Because that’s what we do, that’s all we can do when people are grieving, when our neighbors are weeping. We show up with love. God’s people show up with love. Usually with love and casseroles, but always with love. As imitators of God, as beloved children, living in love, as Christ loved us, God’s people show up at the worst of times, still, to witness to God’s love.

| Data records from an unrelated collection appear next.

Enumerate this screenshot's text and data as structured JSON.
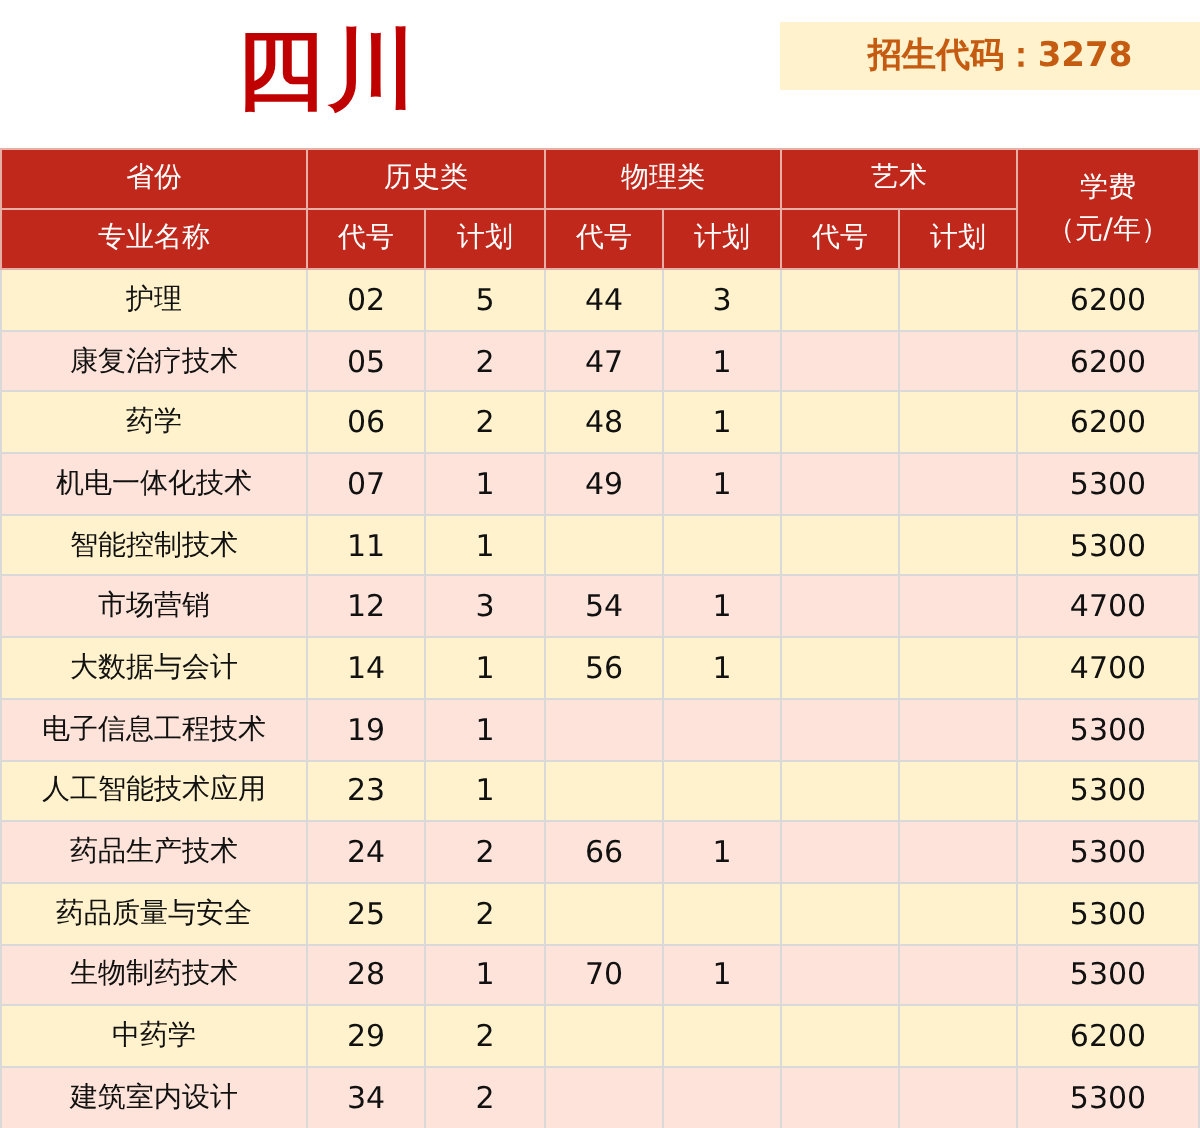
{
  "title": "四川",
  "code_badge": "招生代码：3278",
  "header": {
    "province": "省份",
    "major": "专业名称",
    "groups": [
      {
        "label": "历史类",
        "code": "代号",
        "plan": "计划"
      },
      {
        "label": "物理类",
        "code": "代号",
        "plan": "计划"
      },
      {
        "label": "艺术",
        "code": "代号",
        "plan": "计划"
      }
    ],
    "fee": "学费",
    "fee_unit": "（元/年）"
  },
  "rows": [
    {
      "name": "护理",
      "history": [
        "02",
        "5"
      ],
      "physics": [
        "44",
        "3"
      ],
      "fee": "6200"
    },
    {
      "name": "康复治疗技术",
      "history": [
        "05",
        "2"
      ],
      "physics": [
        "47",
        "1"
      ],
      "fee": "6200"
    },
    {
      "name": "药学",
      "history": [
        "06",
        "2"
      ],
      "physics": [
        "48",
        "1"
      ],
      "fee": "6200"
    },
    {
      "name": "机电一体化技术",
      "history": [
        "07",
        "1"
      ],
      "physics": [
        "49",
        "1"
      ],
      "fee": "5300"
    },
    {
      "name": "智能控制技术",
      "history": [
        "11",
        "1"
      ],
      "physics": [],
      "fee": "5300"
    },
    {
      "name": "市场营销",
      "history": [
        "12",
        "3"
      ],
      "physics": [
        "54",
        "1"
      ],
      "fee": "4700"
    },
    {
      "name": "大数据与会计",
      "history": [
        "14",
        "1"
      ],
      "physics": [
        "56",
        "1"
      ],
      "fee": "4700"
    },
    {
      "name": "电子信息工程技术",
      "history": [
        "19",
        "1"
      ],
      "physics": [],
      "fee": "5300"
    },
    {
      "name": "人工智能技术应用",
      "history": [
        "23",
        "1"
      ],
      "physics": [],
      "fee": "5300"
    },
    {
      "name": "药品生产技术",
      "history": [
        "24",
        "2"
      ],
      "physics": [
        "66",
        "1"
      ],
      "fee": "5300"
    },
    {
      "name": "药品质量与安全",
      "history": [
        "25",
        "2"
      ],
      "physics": [],
      "fee": "5300"
    },
    {
      "name": "生物制药技术",
      "history": [
        "28",
        "1"
      ],
      "physics": [
        "70",
        "1"
      ],
      "fee": "5300"
    },
    {
      "name": "中药学",
      "history": [
        "29",
        "2"
      ],
      "physics": [],
      "fee": "6200"
    },
    {
      "name": "建筑室内设计",
      "history": [
        "34",
        "2"
      ],
      "physics": [],
      "fee": "5300"
    }
  ]
}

So, yes, sometimes we show up with God’s love in the form of a frozen meal and a tray of cookies, and but also, at other times we show up with God’s love in our voices proclaiming, “That’s enough violence! Not one more!” Sometimes we show up with God’s love as flowers and condolence cards, and other times it’s with letters drafted to our elected officials saying, “We need better schools, more jobs, programs to keep kids off the streets and out of prisons and in school, we need opportunities for all!” Sometimes we show up with God’s love in the form of an embrace and a prayer, and other times it’s holding hands, marching down the street, promising not to forget, to keep asking the hard questions, and demand answers and changes.

God calls us to show up with love.

O Church-   fathers, mothers, siblings, grandparents, family and friends are weeping. Right now. More and more of them every day.

How might we show up with love? How will we witness to God’s love?


Canfield Drive. 7am. 8/9/15.

Canfield Drive. 7am. 8/9/15.

[1] “Absalom” by Frederick Buechner as posted to http://frederickbuechner.com/content/absalom-0 and accessed on 8/8/2015.

[2] Interview from “Michael Brown’s Father: ‘I think of him every single day’” as posted at http://www.cnn.com/2015/08/07/us/michael-brown-sr-interview-ferguson/ and accessed on 8/8/2015.

[3] As documented by http://killedbypolice.net/ on 8/9/2015.